La Sagrada Familia was originally conceived by the Catalan publisher Josep Bocabella.  Work began in 1882 by public subscription on a design by architect Francesc de Paula Villar, which proposed a simple church in a traditional neo-Gothic style.

After arguments between Bocabella and Villar, Antoni Gaudi took over as lead architect in 1884. Gaudí immediately changed the project completely, seizing the opportunity to express his strong religious and nationalist feelings.


After finishing the Parc Guell in 1911, Gaudí vowed to abandon secular art and devote himself entirely to the Sagrada Familia. He worked on it tirelessly for over 40 years,  living as a virtual hermit in a workshop on the site. When questioned about the slow pace, he is said to have replied, “My client is not in a hurry.”

Nevertheless, it remained unfinished at Gaudí’s untimely death in 1926, when the artist was run over by a tram on the Gran Via. He died in hospital two days later and was mourned by all of Catalonia. He is buried in the crypt of the Sagrada Familia.


Work on the project continued after Gaudí’s death under the direction of Domènech Sugranyes but was interrupted by the outbreak of the Spanish Civil War in 1935. The building remained intact during the war, but in 1936 many of its models and plans were destroyed by Catalan anarchists, who saw the church as a symbol of the old, conservative religion that had no place in the new Barcelona.

Construction began again in the late 1950s and has continued ever since. The current design is based on a combination of reconstructed versions of the lost plans and modern adaptations. Vaults over the side aisles were added in 1995 and the roof over the nave was finished in early 2001.

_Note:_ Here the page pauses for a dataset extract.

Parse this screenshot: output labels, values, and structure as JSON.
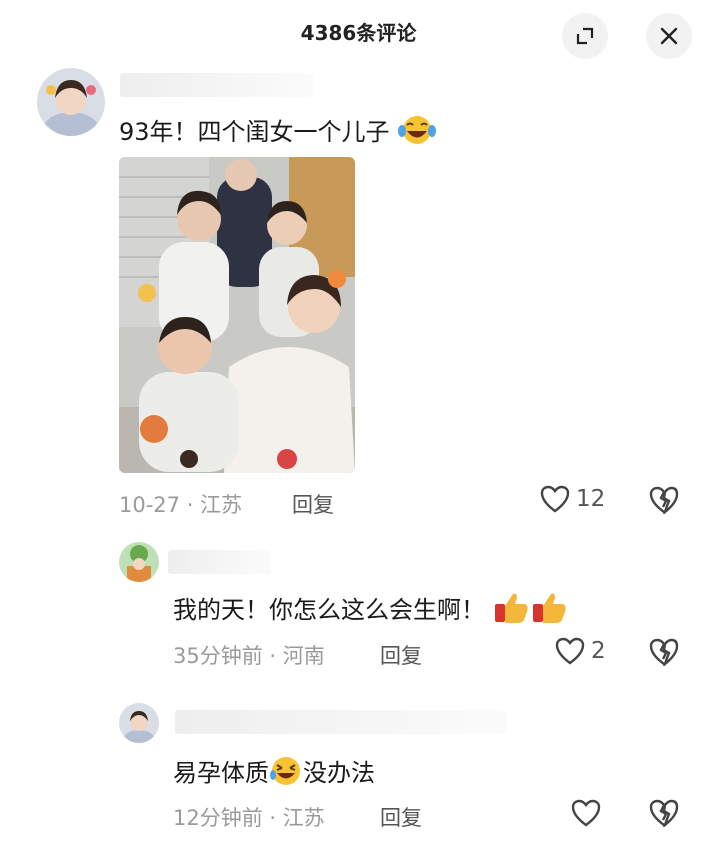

The current director, Jordi Bonet i Armengol, began using computers for the design and construction process in the 1980s, which has sped up the complicated process considerably. Still, the final stage of the grand Sagrada Familia is not progressing much faster than it did under Gaudi. Estimated completion dates range from 2017 to  2026, the 100th anniversary of Gaudi’s death (I’m proposing it will even take longer than that).


It was a wonderful experience to visit the Basilica and I ‘m so glad we made the effort to do so. Besides the huge proportions of the church I also enjoyed the small touches in many of the statues that adorn the outside of the building. If you are ever in Barcelona you have to see this wonderful piece of architecture – even if you have to kill someone!

Today was our wedding anniversary (27 years) and so we chose to eat at a different restaurant tonight and not Café Doyle. Gluten Girl wanted to taste an authentic Spanish paella and I just wanted something on the menu that was gluten free. Jule opted for the seafood paella and I opted for the lamb chops! The paella was not too bad (6/7 out of 10), the lamb chops very ordinary (3 out of 10) and the company – first rate (10 out of 10). When we eat out in these cities it’s often a disappointing experience. That’s because the food and the way it is cooked is always so good at Café Doyle.


After dinner on our final night in Barcelona we did what most of Barcelona does – go strolling. Whilst this was an ‘aimless’ stroll I have to be honest and admit it did have one aim – a visit to Gelaaati. Their ice cream was just too good not to pay them one more visit before we departed for Venice. In a strange quirk of coincidence we got talking to the guy who served us and we found he was from Italy – Turin in fact. His mate, also working at Gelaaati, was also from the same city.  They had come to Barcelona to get work as work in Italy was in short supply! With tummies now full of gelati we strolled along La Rambla and back to our apartment. Tomorrow our plane departed at 1.30pm leaving us time for a very relaxed morning before getting ready and getting to the airport – OR SO WE THOUGHT!


Basilica of La Sagrada Familia